▶ Task
Please copy every line from the records below that contains the string "name".
+ + +
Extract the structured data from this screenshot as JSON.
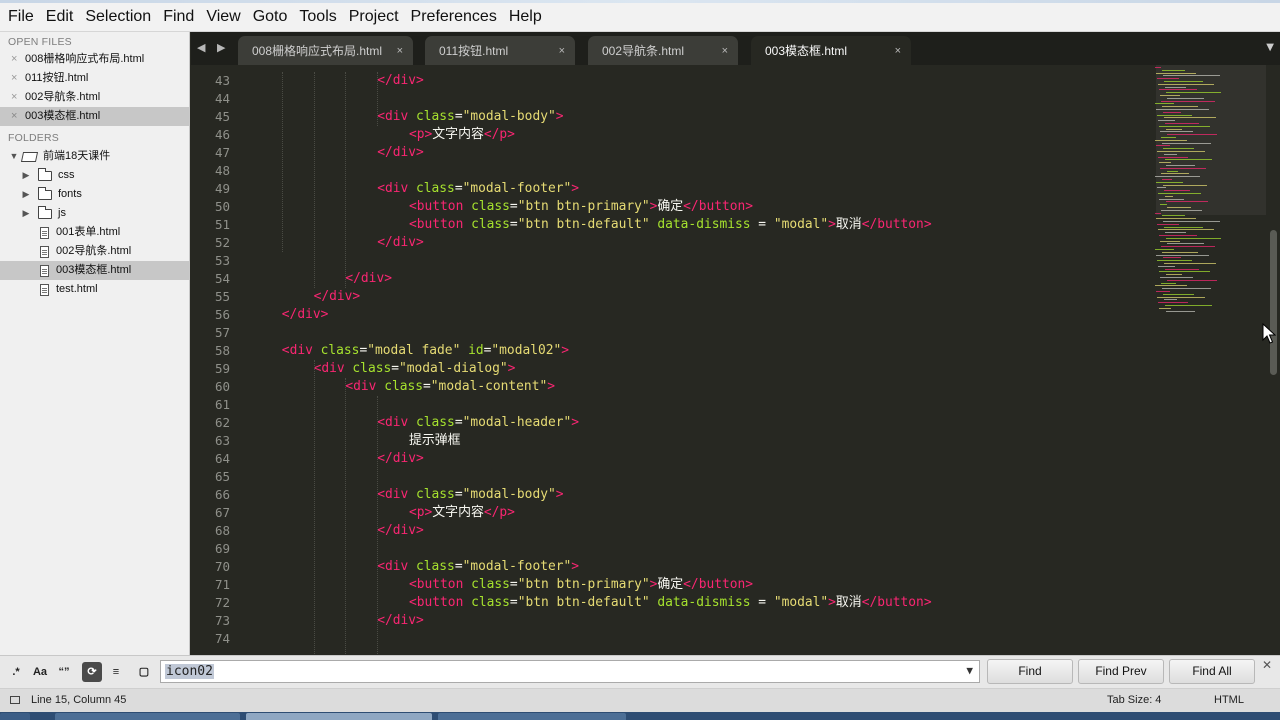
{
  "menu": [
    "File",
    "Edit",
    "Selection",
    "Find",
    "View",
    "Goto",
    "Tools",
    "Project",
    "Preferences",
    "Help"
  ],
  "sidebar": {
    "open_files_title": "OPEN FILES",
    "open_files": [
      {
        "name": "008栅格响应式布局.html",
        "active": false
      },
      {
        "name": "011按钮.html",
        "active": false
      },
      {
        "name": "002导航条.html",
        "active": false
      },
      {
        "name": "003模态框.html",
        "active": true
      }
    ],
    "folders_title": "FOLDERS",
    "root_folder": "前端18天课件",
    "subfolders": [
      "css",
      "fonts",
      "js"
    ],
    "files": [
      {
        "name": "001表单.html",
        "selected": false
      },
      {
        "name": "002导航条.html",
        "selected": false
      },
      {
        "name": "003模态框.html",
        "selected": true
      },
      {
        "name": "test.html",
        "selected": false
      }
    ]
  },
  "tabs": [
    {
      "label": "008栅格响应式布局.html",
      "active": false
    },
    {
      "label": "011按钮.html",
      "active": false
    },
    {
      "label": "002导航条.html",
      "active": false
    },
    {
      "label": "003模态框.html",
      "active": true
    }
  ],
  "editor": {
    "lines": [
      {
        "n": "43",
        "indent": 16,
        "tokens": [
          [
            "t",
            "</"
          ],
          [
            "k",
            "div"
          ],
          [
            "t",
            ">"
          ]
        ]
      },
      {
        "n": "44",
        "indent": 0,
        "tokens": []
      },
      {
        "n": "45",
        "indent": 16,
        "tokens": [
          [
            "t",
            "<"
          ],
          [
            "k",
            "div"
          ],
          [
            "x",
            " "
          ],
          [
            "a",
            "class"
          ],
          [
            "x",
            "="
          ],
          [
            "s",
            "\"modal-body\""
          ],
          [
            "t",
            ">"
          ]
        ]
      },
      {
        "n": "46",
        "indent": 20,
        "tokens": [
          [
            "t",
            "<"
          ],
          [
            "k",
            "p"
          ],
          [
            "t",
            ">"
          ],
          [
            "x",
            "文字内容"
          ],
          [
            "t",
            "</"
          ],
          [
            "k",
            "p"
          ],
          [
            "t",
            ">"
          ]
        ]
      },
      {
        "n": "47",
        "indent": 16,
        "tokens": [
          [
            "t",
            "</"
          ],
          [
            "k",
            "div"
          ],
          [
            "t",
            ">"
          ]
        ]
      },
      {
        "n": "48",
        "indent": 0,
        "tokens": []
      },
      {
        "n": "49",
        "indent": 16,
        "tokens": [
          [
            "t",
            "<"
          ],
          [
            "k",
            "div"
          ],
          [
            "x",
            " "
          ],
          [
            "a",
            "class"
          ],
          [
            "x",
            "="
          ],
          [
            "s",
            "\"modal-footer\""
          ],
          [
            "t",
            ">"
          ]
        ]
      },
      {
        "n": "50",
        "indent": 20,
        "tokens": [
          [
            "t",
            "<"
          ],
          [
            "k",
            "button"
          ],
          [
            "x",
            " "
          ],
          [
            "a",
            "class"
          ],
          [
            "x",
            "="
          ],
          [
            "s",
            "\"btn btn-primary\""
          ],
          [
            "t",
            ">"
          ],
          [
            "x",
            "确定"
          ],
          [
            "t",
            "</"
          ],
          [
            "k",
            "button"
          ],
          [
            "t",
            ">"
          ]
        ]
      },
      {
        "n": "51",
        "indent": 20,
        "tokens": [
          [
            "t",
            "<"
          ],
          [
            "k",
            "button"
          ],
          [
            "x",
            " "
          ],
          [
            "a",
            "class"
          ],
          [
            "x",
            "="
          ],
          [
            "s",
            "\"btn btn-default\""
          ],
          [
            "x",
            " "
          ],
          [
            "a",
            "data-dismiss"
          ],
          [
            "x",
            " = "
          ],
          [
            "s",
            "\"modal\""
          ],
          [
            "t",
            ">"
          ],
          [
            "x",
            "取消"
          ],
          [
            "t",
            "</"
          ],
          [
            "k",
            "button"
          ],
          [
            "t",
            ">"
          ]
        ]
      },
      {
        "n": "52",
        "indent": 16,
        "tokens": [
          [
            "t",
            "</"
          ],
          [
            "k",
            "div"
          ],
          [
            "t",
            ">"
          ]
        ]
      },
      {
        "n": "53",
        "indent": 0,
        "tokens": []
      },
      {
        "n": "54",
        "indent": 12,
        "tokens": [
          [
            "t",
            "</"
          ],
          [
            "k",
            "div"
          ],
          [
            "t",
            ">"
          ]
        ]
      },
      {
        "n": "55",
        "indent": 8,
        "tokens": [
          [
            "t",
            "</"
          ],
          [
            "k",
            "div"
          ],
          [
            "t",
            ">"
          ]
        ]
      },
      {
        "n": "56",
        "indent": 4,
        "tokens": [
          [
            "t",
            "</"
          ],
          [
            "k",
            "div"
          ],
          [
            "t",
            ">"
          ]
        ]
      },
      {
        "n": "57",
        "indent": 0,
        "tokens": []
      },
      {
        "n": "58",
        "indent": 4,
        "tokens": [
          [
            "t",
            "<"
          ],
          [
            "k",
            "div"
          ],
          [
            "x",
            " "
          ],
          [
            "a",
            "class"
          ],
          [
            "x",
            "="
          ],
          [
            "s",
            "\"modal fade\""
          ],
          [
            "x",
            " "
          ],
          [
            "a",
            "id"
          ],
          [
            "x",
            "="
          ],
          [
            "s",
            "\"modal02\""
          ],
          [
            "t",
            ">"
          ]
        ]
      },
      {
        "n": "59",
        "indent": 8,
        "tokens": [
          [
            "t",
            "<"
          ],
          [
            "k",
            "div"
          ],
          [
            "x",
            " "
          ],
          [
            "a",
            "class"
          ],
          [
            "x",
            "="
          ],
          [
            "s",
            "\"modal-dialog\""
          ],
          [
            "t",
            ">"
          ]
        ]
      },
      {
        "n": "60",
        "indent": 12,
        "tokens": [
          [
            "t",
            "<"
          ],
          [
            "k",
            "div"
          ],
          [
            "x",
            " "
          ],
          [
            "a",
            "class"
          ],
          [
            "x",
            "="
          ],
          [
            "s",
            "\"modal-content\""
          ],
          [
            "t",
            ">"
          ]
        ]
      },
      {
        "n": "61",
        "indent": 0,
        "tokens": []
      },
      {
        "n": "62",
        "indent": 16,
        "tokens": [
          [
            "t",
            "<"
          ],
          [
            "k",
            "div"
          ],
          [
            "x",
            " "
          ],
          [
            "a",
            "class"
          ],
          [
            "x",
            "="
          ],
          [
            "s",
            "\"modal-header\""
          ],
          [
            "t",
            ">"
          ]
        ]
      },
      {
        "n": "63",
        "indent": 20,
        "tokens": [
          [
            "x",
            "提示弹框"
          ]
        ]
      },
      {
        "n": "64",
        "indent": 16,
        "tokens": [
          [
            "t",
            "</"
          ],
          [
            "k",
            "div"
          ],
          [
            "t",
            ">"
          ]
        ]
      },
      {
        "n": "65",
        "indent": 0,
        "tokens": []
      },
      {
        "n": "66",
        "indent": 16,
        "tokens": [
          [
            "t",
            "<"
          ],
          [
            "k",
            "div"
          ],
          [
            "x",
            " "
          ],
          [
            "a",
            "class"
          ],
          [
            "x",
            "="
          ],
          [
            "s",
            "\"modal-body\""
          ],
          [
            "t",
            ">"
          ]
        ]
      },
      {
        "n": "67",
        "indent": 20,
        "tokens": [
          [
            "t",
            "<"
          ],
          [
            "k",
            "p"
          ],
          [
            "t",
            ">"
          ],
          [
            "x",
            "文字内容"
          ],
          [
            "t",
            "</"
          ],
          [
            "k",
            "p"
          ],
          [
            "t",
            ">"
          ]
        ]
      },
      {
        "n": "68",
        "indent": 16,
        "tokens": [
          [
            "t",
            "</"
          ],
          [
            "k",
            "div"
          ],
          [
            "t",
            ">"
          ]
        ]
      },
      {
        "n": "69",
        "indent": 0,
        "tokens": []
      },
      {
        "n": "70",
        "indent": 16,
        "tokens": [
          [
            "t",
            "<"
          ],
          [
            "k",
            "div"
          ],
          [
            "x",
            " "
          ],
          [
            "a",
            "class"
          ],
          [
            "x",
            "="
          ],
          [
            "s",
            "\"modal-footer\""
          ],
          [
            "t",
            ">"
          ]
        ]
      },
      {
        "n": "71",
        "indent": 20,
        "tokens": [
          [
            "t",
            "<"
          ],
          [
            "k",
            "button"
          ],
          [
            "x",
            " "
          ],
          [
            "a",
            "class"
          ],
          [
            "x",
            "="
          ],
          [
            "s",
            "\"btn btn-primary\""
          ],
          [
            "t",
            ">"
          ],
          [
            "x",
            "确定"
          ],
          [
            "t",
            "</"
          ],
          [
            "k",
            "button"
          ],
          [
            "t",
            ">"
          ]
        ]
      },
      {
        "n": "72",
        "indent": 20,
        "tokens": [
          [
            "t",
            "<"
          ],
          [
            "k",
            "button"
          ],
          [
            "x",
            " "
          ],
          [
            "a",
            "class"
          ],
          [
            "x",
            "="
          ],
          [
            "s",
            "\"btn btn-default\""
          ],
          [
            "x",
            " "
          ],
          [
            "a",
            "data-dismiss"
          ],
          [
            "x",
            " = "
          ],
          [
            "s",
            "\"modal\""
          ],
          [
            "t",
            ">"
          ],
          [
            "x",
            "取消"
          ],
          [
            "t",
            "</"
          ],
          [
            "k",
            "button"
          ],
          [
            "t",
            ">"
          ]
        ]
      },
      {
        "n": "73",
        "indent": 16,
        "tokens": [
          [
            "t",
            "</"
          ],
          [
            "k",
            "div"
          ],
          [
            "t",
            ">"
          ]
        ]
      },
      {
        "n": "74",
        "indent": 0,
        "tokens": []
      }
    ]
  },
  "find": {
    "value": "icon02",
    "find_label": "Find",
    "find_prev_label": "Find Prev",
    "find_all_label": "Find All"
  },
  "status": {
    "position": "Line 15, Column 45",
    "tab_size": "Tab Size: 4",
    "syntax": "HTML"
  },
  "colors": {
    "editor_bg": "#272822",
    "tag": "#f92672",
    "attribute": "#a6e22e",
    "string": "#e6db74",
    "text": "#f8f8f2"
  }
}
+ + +
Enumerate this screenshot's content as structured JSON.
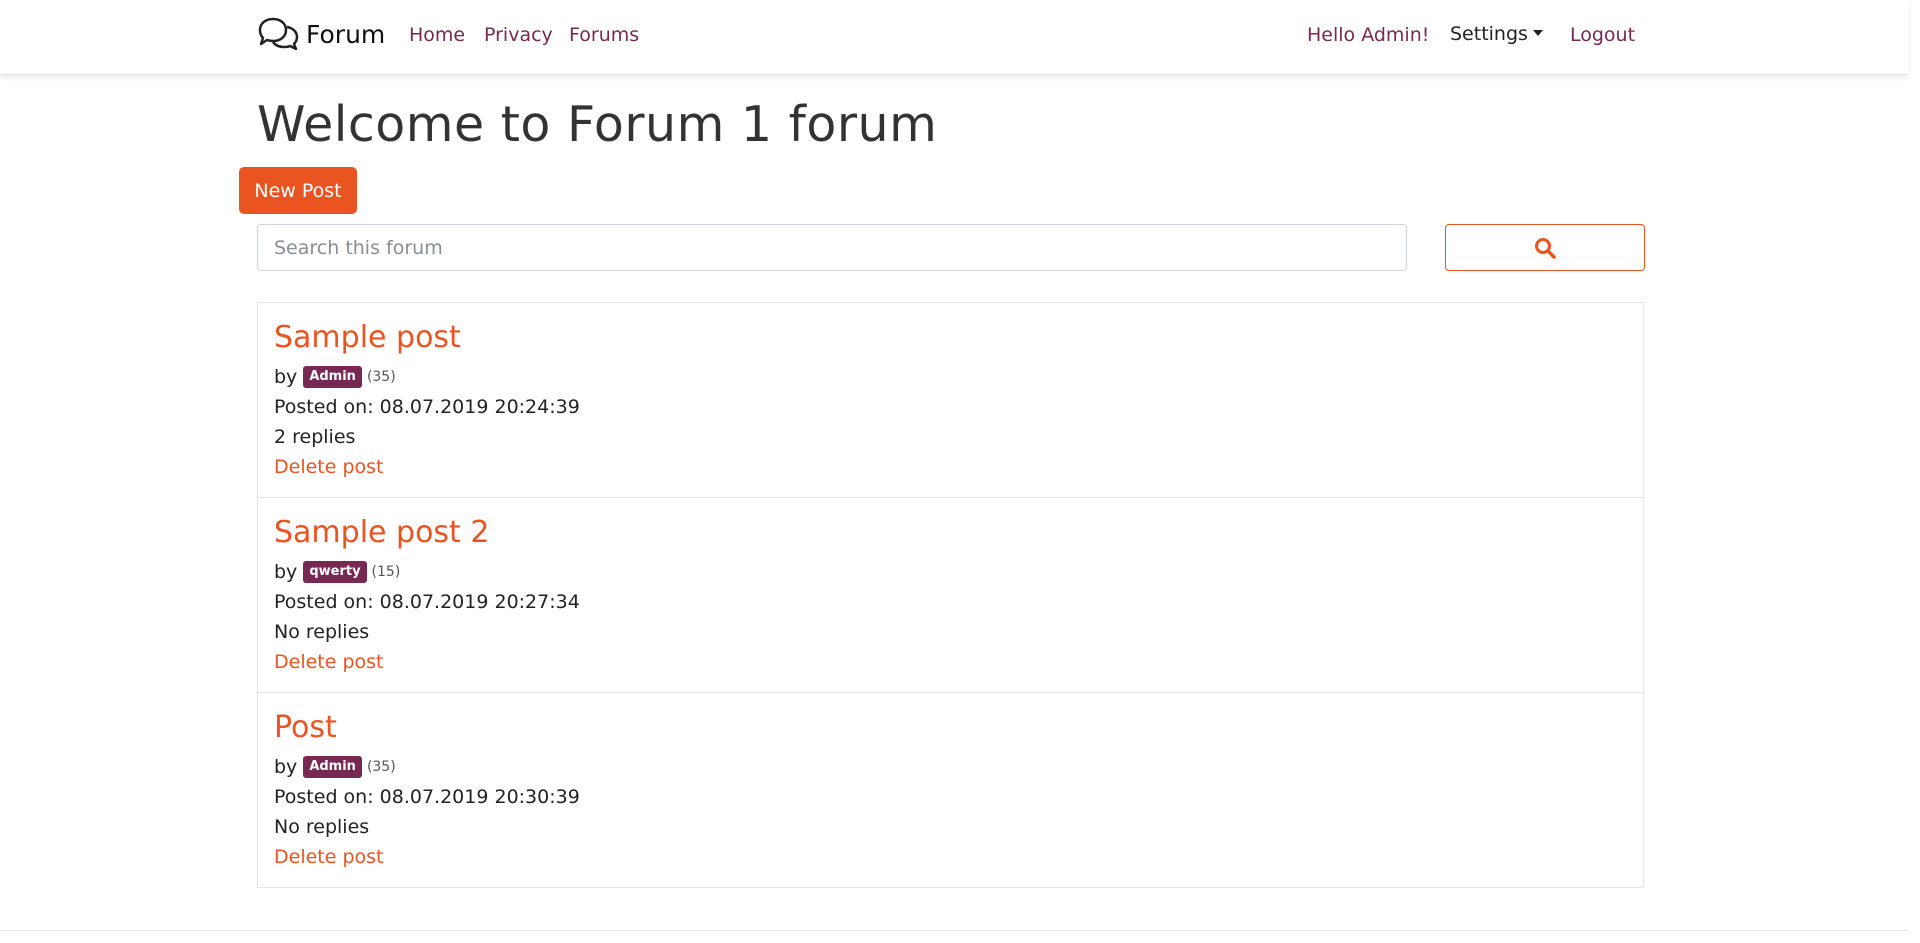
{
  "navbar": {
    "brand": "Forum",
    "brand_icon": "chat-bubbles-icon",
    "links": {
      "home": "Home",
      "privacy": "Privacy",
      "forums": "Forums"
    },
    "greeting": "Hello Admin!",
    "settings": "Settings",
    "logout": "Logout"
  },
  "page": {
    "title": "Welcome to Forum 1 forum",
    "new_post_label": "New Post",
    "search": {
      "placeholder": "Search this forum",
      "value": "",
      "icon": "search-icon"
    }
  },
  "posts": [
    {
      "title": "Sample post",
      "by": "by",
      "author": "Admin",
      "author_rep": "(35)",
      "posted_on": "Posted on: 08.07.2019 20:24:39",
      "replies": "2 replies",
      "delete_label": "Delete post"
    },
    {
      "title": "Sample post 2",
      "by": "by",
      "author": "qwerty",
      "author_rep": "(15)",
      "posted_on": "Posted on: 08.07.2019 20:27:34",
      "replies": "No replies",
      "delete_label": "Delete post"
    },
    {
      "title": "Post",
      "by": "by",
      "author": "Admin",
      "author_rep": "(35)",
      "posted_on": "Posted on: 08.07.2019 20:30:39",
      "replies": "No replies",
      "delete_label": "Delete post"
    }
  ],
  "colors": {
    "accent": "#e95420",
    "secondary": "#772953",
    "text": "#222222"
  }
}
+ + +
▶ Exercise solution
        "name": "008栅格响应式布局.html",
        "name": "011按钮.html",
        "name": "002导航条.html",
        "name": "003模态框.html",
        "name": "001表单.html",
        "name": "002导航条.html",
        "name": "003模态框.html",
        "name": "test.html",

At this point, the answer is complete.